Task brief
Only lines that contain the word "photo" are to be returned from the data below.

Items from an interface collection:
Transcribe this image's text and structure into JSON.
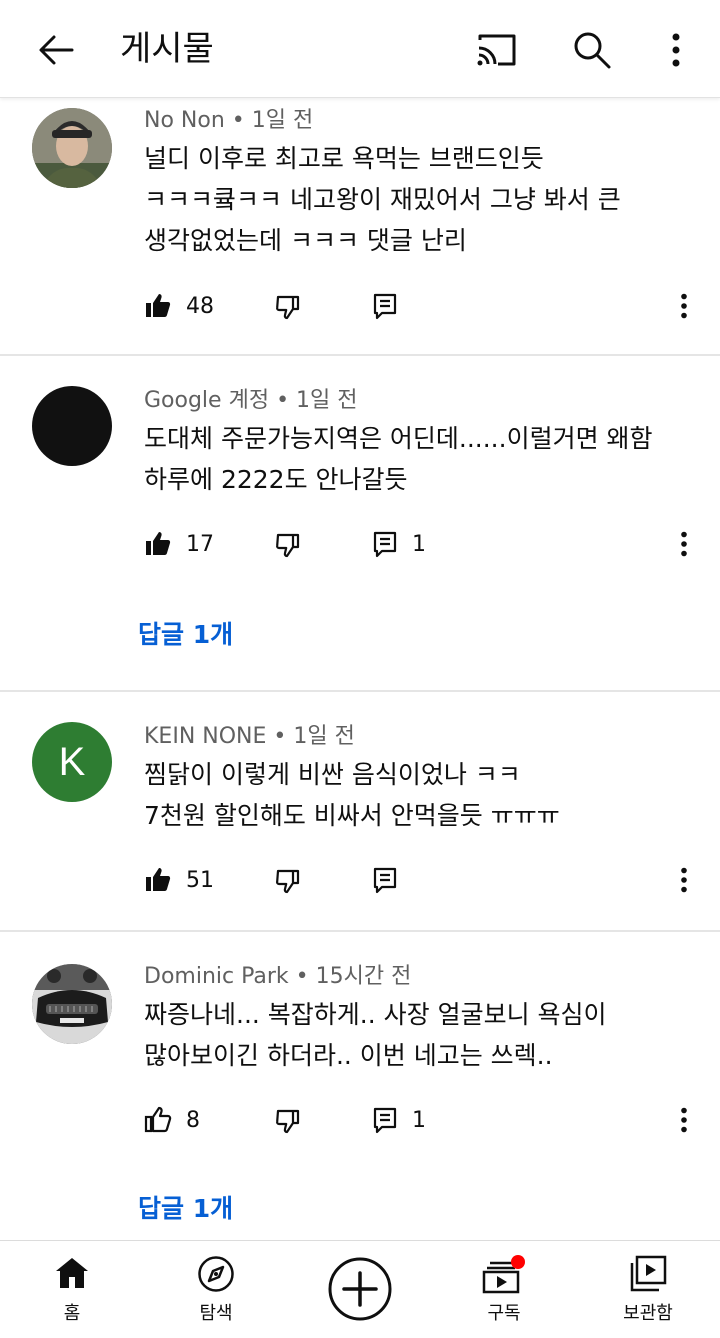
{
  "header": {
    "title": "게시물",
    "back_icon": "arrow-left-icon",
    "cast_icon": "cast-icon",
    "search_icon": "search-icon",
    "more_icon": "more-vert-icon"
  },
  "comments": [
    {
      "author": "No Non",
      "time": "1일 전",
      "text": "널디 이후로 최고로 욕먹는 브랜드인듯\nㅋㅋㅋ큨ㅋㅋ 네고왕이 재밌어서 그냥 봐서 큰\n생각없었는데 ㅋㅋㅋ 댓글 난리",
      "likes": "48",
      "reply_count": "",
      "liked": true,
      "avatar": "photo-soldier"
    },
    {
      "author": "Google 계정",
      "time": "1일 전",
      "text": "도대체 주문가능지역은 어딘데......이럴거면 왜함\n하루에 2222도 안나갈듯",
      "likes": "17",
      "reply_count": "1",
      "liked": true,
      "avatar": "black-circle",
      "replies_label": "답글 1개"
    },
    {
      "author": "KEIN NONE",
      "time": "1일 전",
      "text": "찜닭이 이렇게 비싼 음식이었나 ㅋㅋ\n7천원 할인해도 비싸서 안먹을듯 ㅠㅠㅠ",
      "likes": "51",
      "reply_count": "",
      "liked": true,
      "avatar": "letter-K",
      "avatar_letter": "K",
      "avatar_color": "#2e7d32"
    },
    {
      "author": "Dominic Park",
      "time": "15시간 전",
      "text": "짜증나네... 복잡하게.. 사장 얼굴보니 욕심이\n많아보이긴 하더라.. 이번 네고는 쓰렉..",
      "likes": "8",
      "reply_count": "1",
      "liked": false,
      "avatar": "photo-car",
      "replies_label": "답글 1개"
    }
  ],
  "separator": "•",
  "nav": {
    "home": "홈",
    "explore": "탐색",
    "create": "",
    "subscriptions": "구독",
    "library": "보관함"
  },
  "colors": {
    "link": "#065fd4",
    "notification_dot": "#ff0000"
  }
}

Solution
      "avatar": "photo-soldier"
      "avatar": "photo-car",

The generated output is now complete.